Where would you most want to live and write?
The desert—wide open space—is a big part of my life and work. I do a lot of my writing in it or near it. Beaches are fine too…I brake for sand, as I have often told friends.
Do you have a philosophy why you write?
See the essays linked in my earlier answer. It’s not a philosophy, I’ve been writing since I was a little girl; it’s a calling, not a choice, just like the old blues song says: “I can’t quit you, baby.”
What do you find most challenging about journalism? About writing, in general?
All of it.
How have your goals as a writer changed over time?
“It’s not so much that my goals have changed,
it’s that my writing itself has changed.”
My work has moved from comedy to tragedy over the years, and sometimes it’s a mix of both. It’s not so much that my goals have changed, it’s that my writing itself has changed, as a result of personal, geographic, and spiritual shifts that I experienced. How that happened and why is something I recently wrote about for The Rumpus.
Is there a quote about writing that motivates or inspires you?
What advice would you give to aspiring writers?
Don’t take polls and always listen to your own voice. And read, read, read.
What’s the best advice you’ve been given as a writer?
“You know best.” From my mom, referring to everything.
Is there a question you find surprising that people ask you about your work?
I’m of the nothing-surprises-me school, but why people in general seem to think writing is easy is an ongoing puzzlement. “It took ten years to write that?” is something I’m often asked. Yet everyone wants to be a writer. You never hear someone saying, “You know, I’d really like to weave rugs.”
Is there something that you wish people would ask about your work more often?
I think people are often unaware of the emotional toll my work has taken. I’ve written about this side of it, but it’s the tip of the iceberg.
When you’re not writing, what do you like to do?
Hiking, baking, traveling.
About Deanne Stillman

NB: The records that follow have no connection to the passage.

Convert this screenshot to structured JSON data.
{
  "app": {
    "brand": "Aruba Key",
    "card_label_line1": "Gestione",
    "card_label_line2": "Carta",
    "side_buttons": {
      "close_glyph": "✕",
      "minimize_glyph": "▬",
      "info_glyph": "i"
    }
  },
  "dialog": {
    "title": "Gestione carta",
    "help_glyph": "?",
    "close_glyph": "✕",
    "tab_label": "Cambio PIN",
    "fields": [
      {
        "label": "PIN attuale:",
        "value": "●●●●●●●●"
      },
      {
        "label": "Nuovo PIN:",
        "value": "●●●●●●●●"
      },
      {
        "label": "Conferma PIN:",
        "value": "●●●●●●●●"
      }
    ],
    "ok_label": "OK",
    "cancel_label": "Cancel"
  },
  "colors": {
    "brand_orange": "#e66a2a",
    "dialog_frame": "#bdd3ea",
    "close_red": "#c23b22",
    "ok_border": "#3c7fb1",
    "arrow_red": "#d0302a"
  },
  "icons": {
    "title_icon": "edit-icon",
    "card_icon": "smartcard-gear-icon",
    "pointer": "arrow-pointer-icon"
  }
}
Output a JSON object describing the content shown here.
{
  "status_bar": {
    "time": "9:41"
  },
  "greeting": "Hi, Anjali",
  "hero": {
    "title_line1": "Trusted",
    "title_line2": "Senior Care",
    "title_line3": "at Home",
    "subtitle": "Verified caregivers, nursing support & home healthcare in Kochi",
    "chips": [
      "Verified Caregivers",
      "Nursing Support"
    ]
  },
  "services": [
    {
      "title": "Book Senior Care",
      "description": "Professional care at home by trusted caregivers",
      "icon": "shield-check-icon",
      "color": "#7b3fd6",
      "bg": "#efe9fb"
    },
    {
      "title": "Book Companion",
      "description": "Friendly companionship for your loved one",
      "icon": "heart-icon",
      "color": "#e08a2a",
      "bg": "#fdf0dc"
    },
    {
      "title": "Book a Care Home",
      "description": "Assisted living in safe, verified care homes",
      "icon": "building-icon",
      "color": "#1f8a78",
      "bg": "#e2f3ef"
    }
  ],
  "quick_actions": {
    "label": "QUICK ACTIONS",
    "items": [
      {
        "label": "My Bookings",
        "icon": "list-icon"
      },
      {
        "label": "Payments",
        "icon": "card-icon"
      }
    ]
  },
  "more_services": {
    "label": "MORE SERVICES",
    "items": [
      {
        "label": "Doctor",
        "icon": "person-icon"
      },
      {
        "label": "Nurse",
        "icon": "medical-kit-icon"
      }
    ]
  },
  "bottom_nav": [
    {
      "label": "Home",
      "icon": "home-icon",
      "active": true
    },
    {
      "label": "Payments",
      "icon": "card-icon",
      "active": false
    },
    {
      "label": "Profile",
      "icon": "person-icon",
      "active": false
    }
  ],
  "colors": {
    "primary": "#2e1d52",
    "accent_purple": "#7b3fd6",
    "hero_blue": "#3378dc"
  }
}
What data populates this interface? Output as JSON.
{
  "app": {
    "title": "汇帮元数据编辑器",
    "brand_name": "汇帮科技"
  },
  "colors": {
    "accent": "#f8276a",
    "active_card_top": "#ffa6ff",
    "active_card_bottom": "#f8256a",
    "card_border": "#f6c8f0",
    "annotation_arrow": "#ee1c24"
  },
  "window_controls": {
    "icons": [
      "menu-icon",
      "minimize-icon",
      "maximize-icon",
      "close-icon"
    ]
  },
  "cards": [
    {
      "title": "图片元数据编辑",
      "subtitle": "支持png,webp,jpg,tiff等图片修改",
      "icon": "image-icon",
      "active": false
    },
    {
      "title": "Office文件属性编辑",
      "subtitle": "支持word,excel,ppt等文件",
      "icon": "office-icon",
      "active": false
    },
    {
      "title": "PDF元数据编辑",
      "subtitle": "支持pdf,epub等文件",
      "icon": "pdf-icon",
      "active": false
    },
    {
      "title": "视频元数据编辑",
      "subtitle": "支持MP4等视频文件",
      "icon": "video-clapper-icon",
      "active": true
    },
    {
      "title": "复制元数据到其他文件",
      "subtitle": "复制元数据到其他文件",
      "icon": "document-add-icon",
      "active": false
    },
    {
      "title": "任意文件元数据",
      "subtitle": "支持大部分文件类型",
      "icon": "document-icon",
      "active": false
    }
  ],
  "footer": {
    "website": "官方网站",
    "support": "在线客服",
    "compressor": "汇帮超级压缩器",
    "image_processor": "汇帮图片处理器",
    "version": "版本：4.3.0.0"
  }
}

Deanne Stillman is a widely published, critically acclaimed writer. Her latest book, Desert Reckoning, based on a Rolling Stone piece, won the 2013 Spur Award for best western nonfiction, contemporary, as well as the LA PRess Club Award. It was named a Southwest Book of the Year, and praised in many publications. She is also the author of Mustang, an LA Times “best book 08” and winner of the California Book Award silver medal for nonfiction. It’s currently under option for a film starring Wendie Malick. And she wrote the cult classic, Twentynine Palms, an LA Times “best book 01” which Hunter Thompson called “A strange and brilliant story by an important American writer.” It’s included in college nonfiction classes around the country and was recently re-issued as an e-book. In addition, she’s a member of the core faculty at the UC Riverside-Palm Desert Low Residency MFA Creative Writing Program.
[Toffoli, Marissa B. “Interview With Writer Deanne Stillman” Words With Writers (August 16, 2013), https://wordswithwriters.com/2013/08/16/deanne-stillman.]